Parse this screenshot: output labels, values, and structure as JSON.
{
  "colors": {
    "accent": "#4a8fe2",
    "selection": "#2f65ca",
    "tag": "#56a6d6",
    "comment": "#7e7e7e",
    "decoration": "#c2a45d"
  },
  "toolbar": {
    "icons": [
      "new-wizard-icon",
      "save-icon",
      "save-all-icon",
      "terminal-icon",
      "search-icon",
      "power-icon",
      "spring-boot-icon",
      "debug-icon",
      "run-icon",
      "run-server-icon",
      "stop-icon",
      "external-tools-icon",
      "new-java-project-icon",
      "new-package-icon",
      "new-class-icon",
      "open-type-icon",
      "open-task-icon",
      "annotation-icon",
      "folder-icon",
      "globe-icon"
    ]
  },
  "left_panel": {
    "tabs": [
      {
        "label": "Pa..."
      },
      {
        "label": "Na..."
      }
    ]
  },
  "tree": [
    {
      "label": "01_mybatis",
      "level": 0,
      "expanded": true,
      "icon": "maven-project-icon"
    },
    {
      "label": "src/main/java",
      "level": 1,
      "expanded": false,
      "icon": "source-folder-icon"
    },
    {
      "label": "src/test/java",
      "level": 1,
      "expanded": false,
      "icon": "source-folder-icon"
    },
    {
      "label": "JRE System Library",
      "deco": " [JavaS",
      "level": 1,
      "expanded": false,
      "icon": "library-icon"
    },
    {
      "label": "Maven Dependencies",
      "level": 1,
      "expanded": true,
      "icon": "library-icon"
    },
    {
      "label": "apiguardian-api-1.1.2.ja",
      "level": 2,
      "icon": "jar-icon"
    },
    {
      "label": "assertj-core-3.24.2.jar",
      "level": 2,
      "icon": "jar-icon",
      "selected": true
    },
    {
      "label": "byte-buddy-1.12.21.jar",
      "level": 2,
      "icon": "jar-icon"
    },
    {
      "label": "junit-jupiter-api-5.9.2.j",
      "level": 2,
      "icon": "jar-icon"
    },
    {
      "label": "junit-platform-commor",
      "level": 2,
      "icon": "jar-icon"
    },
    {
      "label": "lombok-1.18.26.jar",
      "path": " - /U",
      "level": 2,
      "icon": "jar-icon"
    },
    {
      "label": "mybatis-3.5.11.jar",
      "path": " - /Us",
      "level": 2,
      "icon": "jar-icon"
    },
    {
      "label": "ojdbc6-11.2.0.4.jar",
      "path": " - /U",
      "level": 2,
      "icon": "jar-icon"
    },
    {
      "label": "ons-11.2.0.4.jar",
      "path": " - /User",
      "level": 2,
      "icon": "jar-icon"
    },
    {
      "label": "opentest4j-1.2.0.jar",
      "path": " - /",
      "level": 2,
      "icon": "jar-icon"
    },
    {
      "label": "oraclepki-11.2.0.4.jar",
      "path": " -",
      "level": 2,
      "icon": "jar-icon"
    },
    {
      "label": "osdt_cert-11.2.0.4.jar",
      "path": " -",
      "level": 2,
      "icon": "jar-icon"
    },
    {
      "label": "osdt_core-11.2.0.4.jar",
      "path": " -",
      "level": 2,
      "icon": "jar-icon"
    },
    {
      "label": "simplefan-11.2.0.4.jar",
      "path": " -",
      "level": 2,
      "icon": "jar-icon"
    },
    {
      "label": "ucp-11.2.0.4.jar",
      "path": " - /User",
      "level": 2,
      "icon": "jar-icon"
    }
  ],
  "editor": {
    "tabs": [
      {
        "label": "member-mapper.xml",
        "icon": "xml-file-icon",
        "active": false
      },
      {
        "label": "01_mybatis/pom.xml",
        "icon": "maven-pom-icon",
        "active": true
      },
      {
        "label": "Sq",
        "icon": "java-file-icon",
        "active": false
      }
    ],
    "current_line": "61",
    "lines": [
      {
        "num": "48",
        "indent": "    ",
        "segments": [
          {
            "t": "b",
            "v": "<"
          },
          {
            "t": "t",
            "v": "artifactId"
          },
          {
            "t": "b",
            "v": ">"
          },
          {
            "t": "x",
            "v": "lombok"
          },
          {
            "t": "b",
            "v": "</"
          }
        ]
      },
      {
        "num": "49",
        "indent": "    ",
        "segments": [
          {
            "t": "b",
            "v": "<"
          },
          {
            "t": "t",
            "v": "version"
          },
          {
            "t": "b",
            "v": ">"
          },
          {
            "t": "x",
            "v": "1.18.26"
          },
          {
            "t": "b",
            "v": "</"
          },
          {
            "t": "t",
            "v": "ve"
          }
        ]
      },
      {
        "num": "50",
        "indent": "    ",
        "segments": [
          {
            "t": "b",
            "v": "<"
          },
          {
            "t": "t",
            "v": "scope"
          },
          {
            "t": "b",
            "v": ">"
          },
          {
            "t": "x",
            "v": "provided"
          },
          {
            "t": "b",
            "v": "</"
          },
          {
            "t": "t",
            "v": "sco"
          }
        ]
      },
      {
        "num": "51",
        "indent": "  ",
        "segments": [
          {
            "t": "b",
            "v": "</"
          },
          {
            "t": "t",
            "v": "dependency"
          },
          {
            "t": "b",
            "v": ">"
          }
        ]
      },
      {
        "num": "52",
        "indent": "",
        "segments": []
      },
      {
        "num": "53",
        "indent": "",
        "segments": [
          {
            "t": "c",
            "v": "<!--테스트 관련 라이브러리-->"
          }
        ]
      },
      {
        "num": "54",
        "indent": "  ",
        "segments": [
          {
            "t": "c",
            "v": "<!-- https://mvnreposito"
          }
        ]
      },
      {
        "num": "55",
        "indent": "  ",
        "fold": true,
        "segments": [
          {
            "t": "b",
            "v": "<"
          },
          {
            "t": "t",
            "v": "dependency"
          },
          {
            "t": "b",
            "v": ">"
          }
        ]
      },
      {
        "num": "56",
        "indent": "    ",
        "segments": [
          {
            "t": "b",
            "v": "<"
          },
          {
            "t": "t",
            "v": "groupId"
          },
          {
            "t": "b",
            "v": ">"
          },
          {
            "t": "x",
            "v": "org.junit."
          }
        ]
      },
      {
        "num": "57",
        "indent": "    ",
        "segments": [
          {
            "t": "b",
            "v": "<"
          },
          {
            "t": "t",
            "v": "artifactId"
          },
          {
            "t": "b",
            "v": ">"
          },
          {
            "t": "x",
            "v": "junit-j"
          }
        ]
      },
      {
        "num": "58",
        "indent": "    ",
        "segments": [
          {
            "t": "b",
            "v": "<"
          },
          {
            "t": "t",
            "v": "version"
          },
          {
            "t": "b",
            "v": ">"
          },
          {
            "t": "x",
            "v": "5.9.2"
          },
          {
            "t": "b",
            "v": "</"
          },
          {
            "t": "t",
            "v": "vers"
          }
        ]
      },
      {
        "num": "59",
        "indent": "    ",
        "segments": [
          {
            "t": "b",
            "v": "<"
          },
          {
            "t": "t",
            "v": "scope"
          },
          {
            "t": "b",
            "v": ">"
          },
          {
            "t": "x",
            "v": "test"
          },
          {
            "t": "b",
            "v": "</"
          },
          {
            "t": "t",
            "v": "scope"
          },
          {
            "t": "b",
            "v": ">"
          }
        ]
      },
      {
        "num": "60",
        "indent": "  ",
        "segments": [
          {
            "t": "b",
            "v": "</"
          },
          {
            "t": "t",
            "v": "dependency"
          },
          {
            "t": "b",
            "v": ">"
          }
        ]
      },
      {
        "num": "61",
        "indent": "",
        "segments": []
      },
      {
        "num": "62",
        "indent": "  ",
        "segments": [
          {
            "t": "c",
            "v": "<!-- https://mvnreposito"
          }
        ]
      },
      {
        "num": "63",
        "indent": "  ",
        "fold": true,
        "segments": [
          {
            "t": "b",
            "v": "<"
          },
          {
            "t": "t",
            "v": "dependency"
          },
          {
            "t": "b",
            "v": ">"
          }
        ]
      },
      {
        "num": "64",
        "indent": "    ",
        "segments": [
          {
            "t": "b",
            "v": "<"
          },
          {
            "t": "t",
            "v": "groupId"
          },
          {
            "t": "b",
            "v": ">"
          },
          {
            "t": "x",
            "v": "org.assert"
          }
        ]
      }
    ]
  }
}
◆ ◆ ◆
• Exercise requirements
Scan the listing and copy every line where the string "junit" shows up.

• Expected output
      "label": "junit-jupiter-api-5.9.2.j",
      "label": "junit-platform-commor",
            "v": "org.junit."
            "v": "junit-j"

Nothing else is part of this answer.